I quote from Paul Johnson's wonderful book, The Birth of the Modern:
"Improvements affected everyone. The Argand, the Atral, and other patent oil lamps replaced candles in countless homes. Efficient cooking stoves replaced the slow and labor-intensive business of cooking over open fires. Mass-produced chairs, selling at 30 to 75 cents each, doubled the number of chairs per household from 1800 to 1830, and from 1820 many households began to acquire sofas. By 1830 inventories for probate showed that nearly a quarter of American households now had carpets. Cheap Lancashire cottons, which transformed the appearance of working-class women in the years 1815-30, were joined by cheap, mass-produced shoes - by 1835 American manufacturers were turning out 15 million pairs a year; during the 1820's, indeed, most children and all adults acquired shoes. ...
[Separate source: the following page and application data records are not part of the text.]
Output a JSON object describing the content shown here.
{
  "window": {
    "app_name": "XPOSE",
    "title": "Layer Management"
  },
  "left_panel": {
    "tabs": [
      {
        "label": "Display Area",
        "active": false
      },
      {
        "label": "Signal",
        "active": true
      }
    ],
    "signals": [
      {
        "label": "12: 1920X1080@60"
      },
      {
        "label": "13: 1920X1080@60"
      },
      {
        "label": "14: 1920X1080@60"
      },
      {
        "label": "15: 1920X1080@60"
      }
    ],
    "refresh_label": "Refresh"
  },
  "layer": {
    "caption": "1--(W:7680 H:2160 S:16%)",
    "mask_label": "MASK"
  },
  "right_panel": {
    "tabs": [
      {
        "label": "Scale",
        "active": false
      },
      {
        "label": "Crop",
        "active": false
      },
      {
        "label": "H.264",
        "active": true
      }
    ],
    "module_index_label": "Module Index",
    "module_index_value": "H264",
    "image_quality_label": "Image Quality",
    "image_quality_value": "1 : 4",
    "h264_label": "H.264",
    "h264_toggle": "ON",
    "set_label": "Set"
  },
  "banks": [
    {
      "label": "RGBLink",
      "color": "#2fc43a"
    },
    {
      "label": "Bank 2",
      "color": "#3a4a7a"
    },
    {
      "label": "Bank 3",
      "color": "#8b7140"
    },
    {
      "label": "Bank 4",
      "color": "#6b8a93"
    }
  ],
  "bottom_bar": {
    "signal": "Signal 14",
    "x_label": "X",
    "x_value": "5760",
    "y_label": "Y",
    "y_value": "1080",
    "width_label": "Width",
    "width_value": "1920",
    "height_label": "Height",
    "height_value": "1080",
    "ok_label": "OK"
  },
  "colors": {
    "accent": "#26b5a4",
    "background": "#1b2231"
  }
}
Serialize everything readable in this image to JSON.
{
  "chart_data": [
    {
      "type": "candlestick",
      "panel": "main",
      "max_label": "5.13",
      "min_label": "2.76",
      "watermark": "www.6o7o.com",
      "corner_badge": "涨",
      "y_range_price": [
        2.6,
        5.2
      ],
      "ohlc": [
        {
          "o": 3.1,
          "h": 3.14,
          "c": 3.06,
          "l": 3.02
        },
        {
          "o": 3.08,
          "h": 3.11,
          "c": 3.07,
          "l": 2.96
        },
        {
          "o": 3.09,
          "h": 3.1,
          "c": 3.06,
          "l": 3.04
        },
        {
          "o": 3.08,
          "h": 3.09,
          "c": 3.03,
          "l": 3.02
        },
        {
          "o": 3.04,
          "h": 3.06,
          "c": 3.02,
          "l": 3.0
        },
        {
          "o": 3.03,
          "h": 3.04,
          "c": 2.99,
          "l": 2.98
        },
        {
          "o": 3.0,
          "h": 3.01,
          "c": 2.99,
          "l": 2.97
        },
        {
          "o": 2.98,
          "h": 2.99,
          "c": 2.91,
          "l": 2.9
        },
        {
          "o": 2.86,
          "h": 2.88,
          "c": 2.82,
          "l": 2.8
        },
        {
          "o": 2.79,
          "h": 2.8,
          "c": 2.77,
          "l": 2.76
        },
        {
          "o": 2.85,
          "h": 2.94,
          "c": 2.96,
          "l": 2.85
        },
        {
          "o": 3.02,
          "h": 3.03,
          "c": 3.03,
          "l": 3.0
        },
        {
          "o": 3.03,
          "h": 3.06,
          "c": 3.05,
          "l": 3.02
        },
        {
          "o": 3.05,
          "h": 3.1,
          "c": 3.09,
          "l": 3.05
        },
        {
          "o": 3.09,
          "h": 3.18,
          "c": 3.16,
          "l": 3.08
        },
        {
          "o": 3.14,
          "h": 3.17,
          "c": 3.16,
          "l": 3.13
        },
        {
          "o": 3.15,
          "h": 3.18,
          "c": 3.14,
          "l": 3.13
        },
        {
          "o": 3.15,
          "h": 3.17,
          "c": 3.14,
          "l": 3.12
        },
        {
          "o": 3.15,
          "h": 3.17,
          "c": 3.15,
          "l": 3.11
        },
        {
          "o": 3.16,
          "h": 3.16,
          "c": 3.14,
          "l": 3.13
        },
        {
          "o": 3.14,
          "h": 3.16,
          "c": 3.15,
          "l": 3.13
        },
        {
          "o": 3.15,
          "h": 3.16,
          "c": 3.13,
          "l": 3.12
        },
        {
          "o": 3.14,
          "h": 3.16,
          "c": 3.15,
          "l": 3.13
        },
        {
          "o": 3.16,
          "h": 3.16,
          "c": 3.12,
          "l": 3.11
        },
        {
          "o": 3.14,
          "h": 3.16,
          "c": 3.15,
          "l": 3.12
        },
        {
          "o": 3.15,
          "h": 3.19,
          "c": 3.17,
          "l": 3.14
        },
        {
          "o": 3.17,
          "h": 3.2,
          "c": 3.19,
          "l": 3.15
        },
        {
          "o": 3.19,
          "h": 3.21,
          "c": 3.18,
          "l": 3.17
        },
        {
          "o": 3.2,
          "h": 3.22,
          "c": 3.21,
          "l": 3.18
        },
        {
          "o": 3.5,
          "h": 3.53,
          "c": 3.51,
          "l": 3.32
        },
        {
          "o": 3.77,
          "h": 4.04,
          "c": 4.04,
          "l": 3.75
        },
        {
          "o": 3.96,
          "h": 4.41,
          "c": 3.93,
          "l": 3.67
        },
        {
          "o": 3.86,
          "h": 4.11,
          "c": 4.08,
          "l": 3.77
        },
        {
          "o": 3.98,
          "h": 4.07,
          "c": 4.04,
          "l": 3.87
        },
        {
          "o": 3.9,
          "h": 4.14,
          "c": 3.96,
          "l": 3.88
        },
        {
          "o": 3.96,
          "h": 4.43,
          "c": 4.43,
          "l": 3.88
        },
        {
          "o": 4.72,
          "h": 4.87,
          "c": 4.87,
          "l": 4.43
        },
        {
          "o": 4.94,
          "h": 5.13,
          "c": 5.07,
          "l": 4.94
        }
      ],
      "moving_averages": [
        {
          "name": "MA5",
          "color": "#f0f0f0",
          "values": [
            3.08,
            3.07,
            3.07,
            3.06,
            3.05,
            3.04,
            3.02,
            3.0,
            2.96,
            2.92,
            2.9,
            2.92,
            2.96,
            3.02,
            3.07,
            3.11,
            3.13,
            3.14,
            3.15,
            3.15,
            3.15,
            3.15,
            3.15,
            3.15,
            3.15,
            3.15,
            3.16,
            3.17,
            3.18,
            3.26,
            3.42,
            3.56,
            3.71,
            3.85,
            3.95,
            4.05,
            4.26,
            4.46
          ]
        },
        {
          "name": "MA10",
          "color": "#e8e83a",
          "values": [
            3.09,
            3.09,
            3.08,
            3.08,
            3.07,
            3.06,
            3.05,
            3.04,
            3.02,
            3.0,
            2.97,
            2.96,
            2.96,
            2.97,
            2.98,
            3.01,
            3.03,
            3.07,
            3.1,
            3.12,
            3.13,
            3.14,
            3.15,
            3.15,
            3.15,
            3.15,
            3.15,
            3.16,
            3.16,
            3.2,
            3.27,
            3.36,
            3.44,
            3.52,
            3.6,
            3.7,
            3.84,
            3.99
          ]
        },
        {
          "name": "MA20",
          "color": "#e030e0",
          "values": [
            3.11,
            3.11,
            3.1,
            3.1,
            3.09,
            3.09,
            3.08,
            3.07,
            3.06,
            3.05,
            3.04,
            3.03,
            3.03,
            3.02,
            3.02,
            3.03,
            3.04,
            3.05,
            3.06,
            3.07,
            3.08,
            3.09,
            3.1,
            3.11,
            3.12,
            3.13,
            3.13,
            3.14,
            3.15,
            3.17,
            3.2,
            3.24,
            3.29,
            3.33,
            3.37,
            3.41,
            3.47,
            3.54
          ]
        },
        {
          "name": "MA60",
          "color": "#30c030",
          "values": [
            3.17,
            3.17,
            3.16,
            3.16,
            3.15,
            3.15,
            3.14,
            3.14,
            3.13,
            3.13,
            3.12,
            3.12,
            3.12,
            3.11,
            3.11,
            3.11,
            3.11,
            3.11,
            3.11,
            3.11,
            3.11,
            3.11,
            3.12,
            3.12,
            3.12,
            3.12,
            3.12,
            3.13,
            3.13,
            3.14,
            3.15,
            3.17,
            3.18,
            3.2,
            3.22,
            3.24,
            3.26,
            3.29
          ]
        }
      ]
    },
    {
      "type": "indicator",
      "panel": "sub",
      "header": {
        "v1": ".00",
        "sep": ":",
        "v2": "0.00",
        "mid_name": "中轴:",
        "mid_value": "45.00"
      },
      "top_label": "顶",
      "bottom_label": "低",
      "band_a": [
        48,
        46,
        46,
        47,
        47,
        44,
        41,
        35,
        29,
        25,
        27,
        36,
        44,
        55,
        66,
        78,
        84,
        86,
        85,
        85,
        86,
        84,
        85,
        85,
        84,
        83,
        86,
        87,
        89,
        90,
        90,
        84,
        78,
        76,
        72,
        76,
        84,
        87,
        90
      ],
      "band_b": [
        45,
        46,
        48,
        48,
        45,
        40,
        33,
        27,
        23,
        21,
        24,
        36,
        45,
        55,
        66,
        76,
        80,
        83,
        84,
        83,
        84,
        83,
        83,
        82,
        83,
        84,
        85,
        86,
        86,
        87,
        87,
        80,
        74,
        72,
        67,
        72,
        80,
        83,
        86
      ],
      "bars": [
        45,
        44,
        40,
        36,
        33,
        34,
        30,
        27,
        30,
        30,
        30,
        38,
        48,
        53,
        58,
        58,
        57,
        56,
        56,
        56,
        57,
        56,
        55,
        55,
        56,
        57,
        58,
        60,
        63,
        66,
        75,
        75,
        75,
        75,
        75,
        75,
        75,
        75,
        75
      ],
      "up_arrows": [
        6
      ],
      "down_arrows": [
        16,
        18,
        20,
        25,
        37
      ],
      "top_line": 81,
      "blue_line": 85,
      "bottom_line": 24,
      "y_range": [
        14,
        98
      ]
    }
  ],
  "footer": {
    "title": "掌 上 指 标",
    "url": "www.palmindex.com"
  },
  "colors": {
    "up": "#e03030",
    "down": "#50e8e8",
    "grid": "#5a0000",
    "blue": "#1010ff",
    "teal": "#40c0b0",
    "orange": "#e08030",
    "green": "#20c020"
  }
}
Instead of every room having beds, there were now distinct bedrooms, and the sharing of beds, universal until the second decade of the 19th century, became increasingly rare, except among married couples and children. Travelers, notably lawyers and salesmen, were no longer prepared to share beds, or even bedrooms, with strangers in hotels which advertised themselves as first class."1
"As early as the year 1804, a demonstration of the use of gas for the purpose of lighting was given at the Lyceum Theatre, and three years later the first public street lighting was introduced in Pall Mall. By 1816 gas-lamps were common in London streets, in public buildings, as in the bigger shops. But it was not ordinarily used in private houses until after 1860, partly because of the danger from careless pipe-laying, partly because, until the introduction of the Argand burner, and, in the nineties, of the incandescent mantle, it was not a really satisfactory illuminant."2While London first had it in 1817; it was 1842 before Halifax was first using gas lighting.3 With gas installed insurance premiums dropped. Oil lamps disappeared. One could read in the papers in late May of 1844 that "Dr. Gesner, the inventor of coal-oil, was scheduled to lecture on his favorite subject, geology, at the Mechanics' Institute." Incidentally, Gesner received his patent on kerosene, as was issued from U.S. patent Office, on June 27th, 1854.
"In December 1849 Crabb Robinson sent his brother as a present a safety razor. The gift was accompanied by a page of careful directions as to its use, thus proving that the instrument was a new device. The following passage tells us something about the donor as well as about his gift: 'I hope that before you receive this you will receive the Razor that will cut off the hair and will not cut the flesh. I hope you will have been able to use it. You will at once perceive that the principle on which the Razor is framed is this - that it can be used only when it is almost flat and that if the Razor be put in another angle, then the points of the comb interpose and prevent its cutting at all."4At this time Dartmouth, the city of lakes, was known for its ice. Money was made in ice.5 It was cut in the winter and stored for the summer. People paid money for ice when they could get it in the summer.6 Dartmouth became quite the manufacturing town, indeed, the first ice skates were made there.